■ Excerpts from a dataset
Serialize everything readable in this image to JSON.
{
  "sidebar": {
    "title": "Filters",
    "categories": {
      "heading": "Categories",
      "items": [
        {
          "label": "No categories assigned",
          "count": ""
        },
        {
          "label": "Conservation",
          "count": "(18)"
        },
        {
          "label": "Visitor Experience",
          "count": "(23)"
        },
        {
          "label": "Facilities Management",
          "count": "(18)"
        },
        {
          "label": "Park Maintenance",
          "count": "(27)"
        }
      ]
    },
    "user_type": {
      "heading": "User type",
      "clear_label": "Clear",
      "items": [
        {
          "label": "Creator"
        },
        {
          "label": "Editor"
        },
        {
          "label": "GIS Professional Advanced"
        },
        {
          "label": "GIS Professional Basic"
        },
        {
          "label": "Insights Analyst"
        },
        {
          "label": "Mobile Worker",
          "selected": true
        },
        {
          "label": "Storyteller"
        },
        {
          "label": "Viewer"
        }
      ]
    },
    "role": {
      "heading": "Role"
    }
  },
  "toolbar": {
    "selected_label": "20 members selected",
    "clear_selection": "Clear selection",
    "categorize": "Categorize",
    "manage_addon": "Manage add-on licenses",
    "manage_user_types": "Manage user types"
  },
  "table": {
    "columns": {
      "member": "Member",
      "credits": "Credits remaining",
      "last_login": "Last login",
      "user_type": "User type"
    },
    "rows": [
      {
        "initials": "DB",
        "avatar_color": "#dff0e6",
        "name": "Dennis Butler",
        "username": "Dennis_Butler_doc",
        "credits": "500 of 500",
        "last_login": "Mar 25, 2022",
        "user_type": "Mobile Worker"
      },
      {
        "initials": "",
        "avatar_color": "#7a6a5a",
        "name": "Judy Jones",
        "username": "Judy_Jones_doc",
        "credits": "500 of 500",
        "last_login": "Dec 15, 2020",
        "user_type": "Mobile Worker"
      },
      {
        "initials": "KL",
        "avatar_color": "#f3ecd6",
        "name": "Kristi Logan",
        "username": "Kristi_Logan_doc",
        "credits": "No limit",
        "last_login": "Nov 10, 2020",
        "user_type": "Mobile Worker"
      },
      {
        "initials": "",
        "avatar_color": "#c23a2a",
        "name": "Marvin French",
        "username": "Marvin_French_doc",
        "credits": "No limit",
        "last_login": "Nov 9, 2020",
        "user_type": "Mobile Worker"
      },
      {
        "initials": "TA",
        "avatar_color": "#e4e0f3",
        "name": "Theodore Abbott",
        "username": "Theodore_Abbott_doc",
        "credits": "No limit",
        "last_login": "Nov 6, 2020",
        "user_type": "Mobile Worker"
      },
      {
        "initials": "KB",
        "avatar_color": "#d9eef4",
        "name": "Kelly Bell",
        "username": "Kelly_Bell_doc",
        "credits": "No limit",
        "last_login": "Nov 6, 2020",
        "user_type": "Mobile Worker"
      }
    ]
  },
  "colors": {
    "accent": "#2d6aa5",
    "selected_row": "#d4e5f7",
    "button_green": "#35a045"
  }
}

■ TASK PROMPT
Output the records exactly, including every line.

■ EXPECTED ANSWER
Serialize everything readable in this image to JSON.
{
  "sidebar": {
    "title": "Filters",
    "categories": {
      "heading": "Categories",
      "items": [
        {
          "label": "No categories assigned",
          "count": ""
        },
        {
          "label": "Conservation",
          "count": "(18)"
        },
        {
          "label": "Visitor Experience",
          "count": "(23)"
        },
        {
          "label": "Facilities Management",
          "count": "(18)"
        },
        {
          "label": "Park Maintenance",
          "count": "(27)"
        }
      ]
    },
    "user_type": {
      "heading": "User type",
      "clear_label": "Clear",
      "items": [
        {
          "label": "Creator"
        },
        {
          "label": "Editor"
        },
        {
          "label": "GIS Professional Advanced"
        },
        {
          "label": "GIS Professional Basic"
        },
        {
          "label": "Insights Analyst"
        },
        {
          "label": "Mobile Worker",
          "selected": true
        },
        {
          "label": "Storyteller"
        },
        {
          "label": "Viewer"
        }
      ]
    },
    "role": {
      "heading": "Role"
    }
  },
  "toolbar": {
    "selected_label": "20 members selected",
    "clear_selection": "Clear selection",
    "categorize": "Categorize",
    "manage_addon": "Manage add-on licenses",
    "manage_user_types": "Manage user types"
  },
  "table": {
    "columns": {
      "member": "Member",
      "credits": "Credits remaining",
      "last_login": "Last login",
      "user_type": "User type"
    },
    "rows": [
      {
        "initials": "DB",
        "avatar_color": "#dff0e6",
        "name": "Dennis Butler",
        "username": "Dennis_Butler_doc",
        "credits": "500 of 500",
        "last_login": "Mar 25, 2022",
        "user_type": "Mobile Worker"
      },
      {
        "initials": "",
        "avatar_color": "#7a6a5a",
        "name": "Judy Jones",
        "username": "Judy_Jones_doc",
        "credits": "500 of 500",
        "last_login": "Dec 15, 2020",
        "user_type": "Mobile Worker"
      },
      {
        "initials": "KL",
        "avatar_color": "#f3ecd6",
        "name": "Kristi Logan",
        "username": "Kristi_Logan_doc",
        "credits": "No limit",
        "last_login": "Nov 10, 2020",
        "user_type": "Mobile Worker"
      },
      {
        "initials": "",
        "avatar_color": "#c23a2a",
        "name": "Marvin French",
        "username": "Marvin_French_doc",
        "credits": "No limit",
        "last_login": "Nov 9, 2020",
        "user_type": "Mobile Worker"
      },
      {
        "initials": "TA",
        "avatar_color": "#e4e0f3",
        "name": "Theodore Abbott",
        "username": "Theodore_Abbott_doc",
        "credits": "No limit",
        "last_login": "Nov 6, 2020",
        "user_type": "Mobile Worker"
      },
      {
        "initials": "KB",
        "avatar_color": "#d9eef4",
        "name": "Kelly Bell",
        "username": "Kelly_Bell_doc",
        "credits": "No limit",
        "last_login": "Nov 6, 2020",
        "user_type": "Mobile Worker"
      }
    ]
  },
  "colors": {
    "accent": "#2d6aa5",
    "selected_row": "#d4e5f7",
    "button_green": "#35a045"
  }
}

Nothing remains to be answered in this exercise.